Total War Saga: Troy – Mythos adds a new mode to keep you engaged. Meanwhile, the existing mode for the base game is still around, and a free update offers a more grounded approach to your campaigns. Here’s our mini-guide to help you ascertain the differences between the Historical, Mythological, and Truth Behind the Myth game modes in Total War Saga: Troy and its Mythos expansion. We also talk about the Administration Tier mechanic that’s been added.
Note: For more information, check out our Total War Saga: Troy guides and features hub.
Total War Saga: Troy – Mythos — The differences between the Historical, Mythological, and Truth Behind the Myth game modes
Which modes are available?
Here’s the gist on the availability of these modes in Total War Saga: Troy:
- Truth Behind the Myth – The default game mode. If you’ve played Troy before, then this is something you’ve gotten used to. Our previous guides for your runs as Achilles, Agamemnon, Hector, Penthesilea, Hippolyta, and others are based on this mode.
- Historical – This mode is added as part of a free update once Mythos launches. You don’t need to own Mythos to play this mode.
- Mythological – This mode is only available if you own the Mythos expansion.
Note: You can select which mode you’d like to play prior to starting a campaign or a custom battle.

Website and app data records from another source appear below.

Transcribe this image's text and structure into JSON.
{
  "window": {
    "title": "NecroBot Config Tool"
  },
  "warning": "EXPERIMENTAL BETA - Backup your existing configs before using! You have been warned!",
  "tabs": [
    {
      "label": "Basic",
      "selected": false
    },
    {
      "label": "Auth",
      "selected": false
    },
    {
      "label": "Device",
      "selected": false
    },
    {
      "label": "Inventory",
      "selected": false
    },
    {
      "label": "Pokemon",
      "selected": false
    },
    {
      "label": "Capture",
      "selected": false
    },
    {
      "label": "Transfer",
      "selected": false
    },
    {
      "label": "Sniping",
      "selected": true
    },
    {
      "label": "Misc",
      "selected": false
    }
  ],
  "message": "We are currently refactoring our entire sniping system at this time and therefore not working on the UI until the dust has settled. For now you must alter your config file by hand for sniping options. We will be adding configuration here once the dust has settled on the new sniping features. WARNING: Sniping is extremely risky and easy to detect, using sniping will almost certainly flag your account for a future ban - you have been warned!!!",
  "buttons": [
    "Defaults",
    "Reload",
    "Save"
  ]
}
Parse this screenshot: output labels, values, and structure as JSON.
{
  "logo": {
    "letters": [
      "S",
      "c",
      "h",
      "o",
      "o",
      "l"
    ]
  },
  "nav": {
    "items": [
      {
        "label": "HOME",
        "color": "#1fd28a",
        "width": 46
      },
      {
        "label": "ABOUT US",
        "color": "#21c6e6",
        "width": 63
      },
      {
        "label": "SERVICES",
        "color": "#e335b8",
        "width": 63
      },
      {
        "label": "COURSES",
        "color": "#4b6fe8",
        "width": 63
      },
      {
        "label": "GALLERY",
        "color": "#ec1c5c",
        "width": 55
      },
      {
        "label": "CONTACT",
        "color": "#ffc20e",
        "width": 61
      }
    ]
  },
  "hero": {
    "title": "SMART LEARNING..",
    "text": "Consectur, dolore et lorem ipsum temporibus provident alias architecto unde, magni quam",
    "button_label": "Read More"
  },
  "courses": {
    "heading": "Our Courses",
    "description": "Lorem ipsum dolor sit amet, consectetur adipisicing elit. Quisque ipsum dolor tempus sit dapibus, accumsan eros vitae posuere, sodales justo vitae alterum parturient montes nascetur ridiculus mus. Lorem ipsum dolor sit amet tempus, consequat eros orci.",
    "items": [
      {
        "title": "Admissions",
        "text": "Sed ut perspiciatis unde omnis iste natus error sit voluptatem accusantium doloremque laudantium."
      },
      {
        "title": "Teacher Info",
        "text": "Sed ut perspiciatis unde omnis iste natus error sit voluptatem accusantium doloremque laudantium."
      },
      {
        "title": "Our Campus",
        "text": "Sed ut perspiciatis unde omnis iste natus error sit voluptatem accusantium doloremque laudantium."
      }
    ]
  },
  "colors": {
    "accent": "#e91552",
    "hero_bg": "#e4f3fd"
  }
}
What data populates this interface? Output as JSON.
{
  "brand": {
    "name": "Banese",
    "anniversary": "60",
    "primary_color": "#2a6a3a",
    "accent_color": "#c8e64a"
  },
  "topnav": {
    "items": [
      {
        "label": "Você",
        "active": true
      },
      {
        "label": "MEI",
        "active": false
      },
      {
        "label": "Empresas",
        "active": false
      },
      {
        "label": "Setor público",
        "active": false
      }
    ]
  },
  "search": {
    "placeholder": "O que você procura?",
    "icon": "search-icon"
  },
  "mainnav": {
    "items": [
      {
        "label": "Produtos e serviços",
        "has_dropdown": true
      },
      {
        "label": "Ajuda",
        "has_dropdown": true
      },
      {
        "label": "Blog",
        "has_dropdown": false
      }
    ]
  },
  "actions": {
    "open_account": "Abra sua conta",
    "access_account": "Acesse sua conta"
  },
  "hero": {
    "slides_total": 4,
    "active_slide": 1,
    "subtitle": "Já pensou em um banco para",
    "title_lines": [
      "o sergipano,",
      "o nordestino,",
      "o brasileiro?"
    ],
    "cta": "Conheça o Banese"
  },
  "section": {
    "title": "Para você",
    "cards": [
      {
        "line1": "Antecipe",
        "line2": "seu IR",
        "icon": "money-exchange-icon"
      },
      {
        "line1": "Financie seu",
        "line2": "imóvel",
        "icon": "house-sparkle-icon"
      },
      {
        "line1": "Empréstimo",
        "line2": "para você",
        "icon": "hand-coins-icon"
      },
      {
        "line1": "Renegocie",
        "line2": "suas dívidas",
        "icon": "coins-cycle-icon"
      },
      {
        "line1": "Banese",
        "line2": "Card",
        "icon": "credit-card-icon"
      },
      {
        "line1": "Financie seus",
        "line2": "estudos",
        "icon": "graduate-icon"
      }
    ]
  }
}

Gameplay, unit, and aesthetic differences
Truth Behind the Myth still retains its “cosplaying” troops (i.e., human units that have attires to make them look like a monster). However, Mythological mode takes things up a notch as it has the biggest changes. Here, the unit models have been drastically altered. Creatures have a wilder or more otherworldly look. They’re no longer depictions of what they might have been as seen by people thousands of years ago. Instead, they’re full-on denizens of legend. Minotaurs, cyclops, harpies, gorgons, and others are actual monsters now.
Similarly, the campaign maps and battle maps have undergone some changes, too. On the campaign map, you’ll see statues and shrines of these beings. Meanwhile, the battle maps have towering structures or massive skeletons in the distance. Likewise, increasing your favor with a god or goddess and subsequently offering a prayer to them unlocks spells known as Divine Abilities. It’s definitely more immersive, in a way, due to a mix of fantasy and mythology.
Additionally, you may encounter rogue armies that are independent of other factions. Taking them out nets you a mythological unit in your recruitment pool.
The monsters of Mythological mode
A key component in a Mythological mode campaign is the Mythic Expedition. These have multiple steps and, once completed, you’ll be able to battle a monster like the Griffin Patriarch, the Lernaean Hydra, or Cerberus. Winning this battle allows you to recruit that monster into your forces. In turn, they can use their specialties and unique units (i.e., cyclopean followers and lesser griffins for the Griffin Patriarch, poison-infused cultists for the Hydra, and shades of the Underworld for Cerberus).
These beasts have their own resources that provide boons, post-battle options, and battle abilities. You’ll have fun ripping apart your opponents, causing infernal flames to erupt, or casting poisonous blasts.
Historical mode and hero changes
The most important changes to your heroes (i.e., leaders/generals) are seen in Historical mode. No longer will your heroes duke it out solo. Instead, they’re surrounded by bodyguards. Bodyguards also take the place of chariot or horse mounts, though upgrading them into mounted versions also gives your hero a mount.
There are several tweaks to hero abilities, too, such as the removal of the Aristeia buff. Some hero skills have been removed or tweaked as well. For instance, Odysseus can get “Triple Shot” at level 10 in both the Mythological and Truth Behind the Myth modes. Conversely, Historical mode changes this to “Swift of Heel” (a reload speed increase), because shooting multiple arrows in quick succession might be a bit much.
Note: A general’s unit/bodyguard retinue can continue fighting even if the hero dies or is wounded.
A new mechanic is also part of all three modes. Known as the Administration Tier system, it provides benefits and penalties as you progress:
- You’ll earn points that increase your Administration Tier depending on the number of heroes/generals, units, and settlements.
- Higher tiers increase unit recruitment and upkeep costs (i.e., food, bronze, and gold).
- On the bright side, you’ll earn bonuses to your faction-wide influence, recruitment capacity, and replenishment rate. You’ll also be able to enact royal decrees (i.e., research techs) a lot faster.
- The exception to this rule is Penthesilea since she leads a horde faction.